Ukraine Doesn't Even Come Close: Soviet troops roll over the Afghan border in late-December 1979. The presence of T-54 tanks on the streets of Kabul was not enough, however, to halt New Zealand's burgeoning trade relationship with the Soviet Union. So keen was the Muldoon Government to keep selling butter to the Reds that the relationship even survived the SIS catching the Soviet Ambassador passing $10,000 to the Socialist Unity Party!
NEW ZEALANDERS like to make fun of their Security Intelligence Service. That an SIS agent’s abandoned briefcase was found to contain a cold meat pie and a hot copy of Penthouse magazine has provided endless fodder for the nation’s satirists. The service’s critics also like to reiterate its agents’ failure to secure a conviction for espionage against William B. Sutch – one of New Zealand’s most distinguished public servants. More latterly, we’ve been encouraged to shake our heads in wonderment at the sort of Cold War madness that could persuade the SIS to keep a file on the mild-mannered Keith Locke – from the age of ten!
Largely forgotten amongst all this guffawing and tut-tutting is the occasion when the SIS got it right. When all the weeks of surveillance and electronic eavesdropping actually paid off, and New Zealand’s spooks were able to parade the scalp, not of some lowly Eastern Bloc attaché, but of the Soviet ambassador himself.
The so-called “Sofinsky Affair” took place just before Christmas in 1979 and featured the Soviet Ambassador, Vesevelod Sofinksy, caught in the act of handing over $10,000 of “Moscow Gold” to a representative of the Socialist Unity Party. The latter, a Soviet-aligned communist organisation, though small in numbers, wielded considerable influence in the then powerful trade union movement. Sofinsky was the SIS’s biggest “gotcha” by far – a Christmas present wrapped up in the reddest of red ribbons.
And yet, the Prime Minister of the day, Rob Muldoon, was troubled. His most obvious course of action was to expel the ambassador for what everybody agreed was an egregious breach of diplomatic protocol. The problem was that, on Christmas Eve 1979, just days after the wildly successful Sofinsky “sting”, Soviet armoured divisions began rolling across the Afghan border.
Amidst the outraged protests of the Muslim states, and the teeth-grinding rage of the “Free World”, Prime Minister Muldoon was desperately worried that New Zealand’s expulsion of its Ambassador would be construed by the Soviet Government as an act of exaggerated Cold War fealty. How would the Soviets respond? What would happen to the burgeoning trade relationship between the two countries? What was a delinquent ambassador worth? Hopefully not that much!
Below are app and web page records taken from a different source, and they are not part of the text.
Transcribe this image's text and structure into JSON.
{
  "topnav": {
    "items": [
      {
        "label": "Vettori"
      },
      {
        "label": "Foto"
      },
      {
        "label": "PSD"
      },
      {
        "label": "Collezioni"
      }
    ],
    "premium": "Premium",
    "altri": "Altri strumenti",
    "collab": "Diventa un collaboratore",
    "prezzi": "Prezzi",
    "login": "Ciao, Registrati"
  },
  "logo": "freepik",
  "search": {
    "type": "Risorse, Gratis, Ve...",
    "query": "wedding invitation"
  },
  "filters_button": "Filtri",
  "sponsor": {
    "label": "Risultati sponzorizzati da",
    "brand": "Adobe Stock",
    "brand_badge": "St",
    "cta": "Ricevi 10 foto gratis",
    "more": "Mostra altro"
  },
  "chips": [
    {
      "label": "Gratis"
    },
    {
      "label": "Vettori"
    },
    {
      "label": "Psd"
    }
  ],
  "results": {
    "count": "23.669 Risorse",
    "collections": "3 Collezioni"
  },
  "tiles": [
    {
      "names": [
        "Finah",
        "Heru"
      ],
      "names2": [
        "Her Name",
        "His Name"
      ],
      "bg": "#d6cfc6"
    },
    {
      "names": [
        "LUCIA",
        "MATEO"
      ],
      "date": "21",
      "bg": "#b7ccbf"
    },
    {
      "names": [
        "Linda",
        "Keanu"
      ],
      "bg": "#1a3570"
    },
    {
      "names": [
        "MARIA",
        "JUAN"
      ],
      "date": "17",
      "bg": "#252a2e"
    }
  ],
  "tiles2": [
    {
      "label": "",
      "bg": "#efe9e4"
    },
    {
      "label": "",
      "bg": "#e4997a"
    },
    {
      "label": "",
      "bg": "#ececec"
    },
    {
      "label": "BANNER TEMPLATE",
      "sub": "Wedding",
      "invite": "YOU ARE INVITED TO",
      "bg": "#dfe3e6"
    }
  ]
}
Muldoon dispatched one of his most trusted advisers, Gerald Hensely, to consult New Zealand’s principal allies on the likely consequences. The [Jimmy] Carter Administration in Washington urged caution, but the British were confident that the most New Zealand had to fear by withdrawing Sofinsky’s diplomatic credentials was that the Soviets would do the same to New Zealand’s ambassador in Moscow.
And so it proved. The two states expelled each other’s ambassadors, but took no further action. The shipments of butter and mutton to Russian ports continued uninterrupted – as did the unloading of Russian-made Lada cars at the Auckland docks. Not even the Soviets’ reckless intervention in the internal politics of New Zealand, or the presence of T-54 Russian tanks on the streets of Kabul, was enough to keep the Dairy and Meat Boards’ exports out of the Russian market. Back in 1980, foreign trade was important to New Zealand’s prime minister.
Customer? Cartoonist, Malcolm Evans, exposes the hypocrisy of the Muldoon Government's anti-Soviet rhetoric.
The answer, apparently, is exactly the same combination of “allies” who, back in 1980, had no problems at all with New Zealand trading with the Soviet Union. Today, however, the Russian Federation is a “no-go area” for New Zealand exports. Russia could invade Afghanistan in 1979, and not be subjected to trade sanctions. But, in 2014, her defensive annexation of Crimea (which had, up until the mid-1950s, been an integral part of the Russian state) has prompted her Nato enemies to declare Russia’s markets off-limits.
Why isn’t our government challenging the EU’s/Nato’s/USA’s right to impose such trade barriers? Time, perhaps, for the SIS to place the American ambassador and the National Party under surveillance?
This essay was originally published in The Waikato Times, The Taranaki Daily News, The Timaru Herald, The Otago Daily Times and The Greymouth Star of Friday, 14 August 2015.